Records supplied:
***

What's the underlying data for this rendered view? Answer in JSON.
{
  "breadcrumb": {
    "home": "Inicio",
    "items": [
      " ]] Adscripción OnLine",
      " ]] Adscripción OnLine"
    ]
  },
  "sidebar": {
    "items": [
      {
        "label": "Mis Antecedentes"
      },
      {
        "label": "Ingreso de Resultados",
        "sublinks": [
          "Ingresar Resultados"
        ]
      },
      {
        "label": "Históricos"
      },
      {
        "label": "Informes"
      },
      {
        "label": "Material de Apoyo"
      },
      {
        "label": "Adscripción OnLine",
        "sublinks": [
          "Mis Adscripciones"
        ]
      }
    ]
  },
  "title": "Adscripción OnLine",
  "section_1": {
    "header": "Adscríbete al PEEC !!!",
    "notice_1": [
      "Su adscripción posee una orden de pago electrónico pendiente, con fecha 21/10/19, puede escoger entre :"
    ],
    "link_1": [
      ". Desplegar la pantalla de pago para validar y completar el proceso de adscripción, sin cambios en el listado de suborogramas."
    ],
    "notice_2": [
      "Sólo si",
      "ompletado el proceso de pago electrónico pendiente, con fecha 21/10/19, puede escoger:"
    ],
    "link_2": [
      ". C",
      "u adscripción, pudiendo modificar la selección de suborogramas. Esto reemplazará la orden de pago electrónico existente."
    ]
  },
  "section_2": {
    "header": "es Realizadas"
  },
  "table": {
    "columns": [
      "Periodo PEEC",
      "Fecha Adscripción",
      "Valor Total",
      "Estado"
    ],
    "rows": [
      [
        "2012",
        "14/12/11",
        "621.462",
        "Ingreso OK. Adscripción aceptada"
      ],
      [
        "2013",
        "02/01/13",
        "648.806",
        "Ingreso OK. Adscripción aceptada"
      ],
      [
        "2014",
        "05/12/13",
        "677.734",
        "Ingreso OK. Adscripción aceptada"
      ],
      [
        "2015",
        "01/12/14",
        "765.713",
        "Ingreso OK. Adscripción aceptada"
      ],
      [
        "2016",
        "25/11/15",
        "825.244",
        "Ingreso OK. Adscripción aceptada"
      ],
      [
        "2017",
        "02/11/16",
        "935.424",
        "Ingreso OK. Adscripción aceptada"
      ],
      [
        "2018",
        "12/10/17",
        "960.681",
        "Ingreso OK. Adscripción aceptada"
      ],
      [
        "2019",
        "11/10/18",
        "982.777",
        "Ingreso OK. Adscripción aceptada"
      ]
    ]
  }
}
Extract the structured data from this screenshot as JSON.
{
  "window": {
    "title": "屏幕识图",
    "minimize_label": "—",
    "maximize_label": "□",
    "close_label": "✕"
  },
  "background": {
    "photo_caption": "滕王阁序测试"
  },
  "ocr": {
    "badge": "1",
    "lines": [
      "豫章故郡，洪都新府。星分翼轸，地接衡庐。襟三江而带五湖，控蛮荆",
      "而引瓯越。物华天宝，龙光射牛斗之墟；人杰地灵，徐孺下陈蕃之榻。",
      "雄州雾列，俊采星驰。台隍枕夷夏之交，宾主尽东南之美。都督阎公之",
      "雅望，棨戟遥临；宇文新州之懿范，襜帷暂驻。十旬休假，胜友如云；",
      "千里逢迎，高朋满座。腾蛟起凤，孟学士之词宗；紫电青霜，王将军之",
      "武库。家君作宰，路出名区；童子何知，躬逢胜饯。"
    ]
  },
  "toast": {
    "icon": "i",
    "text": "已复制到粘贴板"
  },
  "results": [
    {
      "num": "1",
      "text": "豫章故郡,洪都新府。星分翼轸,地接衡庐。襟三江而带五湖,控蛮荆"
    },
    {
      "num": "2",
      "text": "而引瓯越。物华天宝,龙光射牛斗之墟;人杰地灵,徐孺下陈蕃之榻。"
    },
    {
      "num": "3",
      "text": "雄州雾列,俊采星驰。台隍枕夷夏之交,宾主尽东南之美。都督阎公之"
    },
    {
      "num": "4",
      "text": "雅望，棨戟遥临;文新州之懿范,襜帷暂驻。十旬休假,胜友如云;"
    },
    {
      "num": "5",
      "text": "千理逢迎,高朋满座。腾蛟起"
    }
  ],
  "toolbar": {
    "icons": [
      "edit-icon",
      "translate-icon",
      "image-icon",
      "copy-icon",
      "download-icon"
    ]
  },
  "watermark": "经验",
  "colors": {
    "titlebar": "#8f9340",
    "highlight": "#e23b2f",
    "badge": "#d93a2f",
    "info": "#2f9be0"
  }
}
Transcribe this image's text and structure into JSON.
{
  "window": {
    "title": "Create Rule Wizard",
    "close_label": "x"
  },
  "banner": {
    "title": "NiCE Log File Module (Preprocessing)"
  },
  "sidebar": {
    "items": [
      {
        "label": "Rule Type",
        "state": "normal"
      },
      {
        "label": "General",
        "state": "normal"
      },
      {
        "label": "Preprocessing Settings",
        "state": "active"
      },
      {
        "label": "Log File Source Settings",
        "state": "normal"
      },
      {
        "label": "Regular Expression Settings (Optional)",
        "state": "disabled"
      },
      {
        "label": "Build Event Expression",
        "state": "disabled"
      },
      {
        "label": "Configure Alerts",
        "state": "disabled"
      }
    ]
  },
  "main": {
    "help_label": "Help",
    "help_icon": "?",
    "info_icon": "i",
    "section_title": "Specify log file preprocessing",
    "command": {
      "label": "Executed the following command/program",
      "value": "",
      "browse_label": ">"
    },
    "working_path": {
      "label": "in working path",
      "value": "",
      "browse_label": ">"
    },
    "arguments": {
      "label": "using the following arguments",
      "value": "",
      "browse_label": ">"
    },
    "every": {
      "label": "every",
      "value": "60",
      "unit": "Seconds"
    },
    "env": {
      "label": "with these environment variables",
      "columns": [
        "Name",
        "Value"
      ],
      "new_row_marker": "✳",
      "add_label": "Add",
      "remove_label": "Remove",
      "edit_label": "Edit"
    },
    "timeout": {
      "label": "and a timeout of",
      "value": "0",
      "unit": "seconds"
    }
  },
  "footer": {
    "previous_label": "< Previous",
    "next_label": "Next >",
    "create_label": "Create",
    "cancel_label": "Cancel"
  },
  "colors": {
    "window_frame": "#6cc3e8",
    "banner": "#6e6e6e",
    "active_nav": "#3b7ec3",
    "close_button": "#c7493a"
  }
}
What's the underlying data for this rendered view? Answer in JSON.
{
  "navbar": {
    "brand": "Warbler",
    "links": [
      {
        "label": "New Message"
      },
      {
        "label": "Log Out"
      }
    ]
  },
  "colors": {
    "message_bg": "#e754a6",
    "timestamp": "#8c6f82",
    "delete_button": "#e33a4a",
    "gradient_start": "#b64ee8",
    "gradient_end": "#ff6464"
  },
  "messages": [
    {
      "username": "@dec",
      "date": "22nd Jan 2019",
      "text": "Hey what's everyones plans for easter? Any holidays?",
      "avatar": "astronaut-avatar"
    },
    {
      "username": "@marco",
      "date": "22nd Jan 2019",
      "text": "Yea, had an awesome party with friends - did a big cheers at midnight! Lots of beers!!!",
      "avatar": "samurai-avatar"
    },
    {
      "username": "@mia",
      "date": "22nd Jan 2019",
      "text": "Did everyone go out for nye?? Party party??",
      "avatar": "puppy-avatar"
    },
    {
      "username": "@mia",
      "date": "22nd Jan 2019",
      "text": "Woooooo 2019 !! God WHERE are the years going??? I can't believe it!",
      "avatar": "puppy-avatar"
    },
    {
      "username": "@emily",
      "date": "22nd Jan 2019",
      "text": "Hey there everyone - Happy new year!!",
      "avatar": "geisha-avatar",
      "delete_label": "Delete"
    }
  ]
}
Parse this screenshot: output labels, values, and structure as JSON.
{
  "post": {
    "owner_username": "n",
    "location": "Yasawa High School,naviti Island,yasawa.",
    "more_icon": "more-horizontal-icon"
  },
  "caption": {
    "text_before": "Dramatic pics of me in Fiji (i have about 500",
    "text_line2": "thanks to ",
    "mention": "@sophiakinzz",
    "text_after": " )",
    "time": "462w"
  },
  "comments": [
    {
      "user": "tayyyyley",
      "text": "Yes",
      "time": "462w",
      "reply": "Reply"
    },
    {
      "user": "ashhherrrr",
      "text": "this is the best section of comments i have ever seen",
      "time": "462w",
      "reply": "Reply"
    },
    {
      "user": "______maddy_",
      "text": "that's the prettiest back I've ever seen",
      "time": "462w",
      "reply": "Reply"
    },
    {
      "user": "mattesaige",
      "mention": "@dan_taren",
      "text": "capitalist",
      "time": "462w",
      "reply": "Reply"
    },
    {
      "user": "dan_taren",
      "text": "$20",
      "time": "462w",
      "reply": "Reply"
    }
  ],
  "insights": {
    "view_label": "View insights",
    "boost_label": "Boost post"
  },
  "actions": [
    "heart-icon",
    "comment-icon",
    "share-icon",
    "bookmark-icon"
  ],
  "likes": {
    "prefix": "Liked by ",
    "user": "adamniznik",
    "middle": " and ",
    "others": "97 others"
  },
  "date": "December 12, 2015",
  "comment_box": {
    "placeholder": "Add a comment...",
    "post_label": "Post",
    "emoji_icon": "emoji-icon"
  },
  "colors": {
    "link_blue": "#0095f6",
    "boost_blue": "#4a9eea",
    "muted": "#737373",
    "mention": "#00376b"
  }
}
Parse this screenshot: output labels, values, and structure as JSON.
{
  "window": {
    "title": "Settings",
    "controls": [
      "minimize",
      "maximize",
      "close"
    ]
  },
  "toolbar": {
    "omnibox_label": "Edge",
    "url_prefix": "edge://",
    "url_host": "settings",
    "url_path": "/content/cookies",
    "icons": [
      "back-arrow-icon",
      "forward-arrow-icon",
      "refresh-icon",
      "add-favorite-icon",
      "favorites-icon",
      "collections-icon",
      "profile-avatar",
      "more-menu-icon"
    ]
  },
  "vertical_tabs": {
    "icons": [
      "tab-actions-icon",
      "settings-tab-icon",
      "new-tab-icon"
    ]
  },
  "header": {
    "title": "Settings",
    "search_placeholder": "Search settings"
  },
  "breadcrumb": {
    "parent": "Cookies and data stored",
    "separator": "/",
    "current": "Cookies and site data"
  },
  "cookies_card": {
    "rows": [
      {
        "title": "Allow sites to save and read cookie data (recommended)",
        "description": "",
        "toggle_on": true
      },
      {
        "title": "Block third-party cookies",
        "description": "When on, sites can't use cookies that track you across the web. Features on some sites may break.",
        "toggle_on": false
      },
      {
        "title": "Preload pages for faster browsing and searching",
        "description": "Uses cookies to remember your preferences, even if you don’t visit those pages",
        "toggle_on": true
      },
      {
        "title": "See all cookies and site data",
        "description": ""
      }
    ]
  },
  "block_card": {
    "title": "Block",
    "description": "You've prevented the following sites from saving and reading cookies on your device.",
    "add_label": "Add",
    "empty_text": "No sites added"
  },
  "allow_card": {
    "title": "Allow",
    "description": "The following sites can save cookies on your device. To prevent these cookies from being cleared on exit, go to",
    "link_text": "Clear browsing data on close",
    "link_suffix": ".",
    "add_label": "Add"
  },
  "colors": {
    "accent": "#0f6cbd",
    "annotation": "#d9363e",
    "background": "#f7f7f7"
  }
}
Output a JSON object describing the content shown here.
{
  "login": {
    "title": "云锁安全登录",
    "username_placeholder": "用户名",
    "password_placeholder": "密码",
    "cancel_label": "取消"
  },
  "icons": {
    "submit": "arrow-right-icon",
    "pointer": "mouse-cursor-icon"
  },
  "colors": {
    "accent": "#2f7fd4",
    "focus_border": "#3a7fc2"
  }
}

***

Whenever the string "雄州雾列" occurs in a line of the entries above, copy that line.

      "雄州雾列，俊采星驰。台隍枕夷夏之交，宾主尽东南之美。都督阎公之",
      "text": "雄州雾列,俊采星驰。台隍枕夷夏之交,宾主尽东南之美。都督阎公之"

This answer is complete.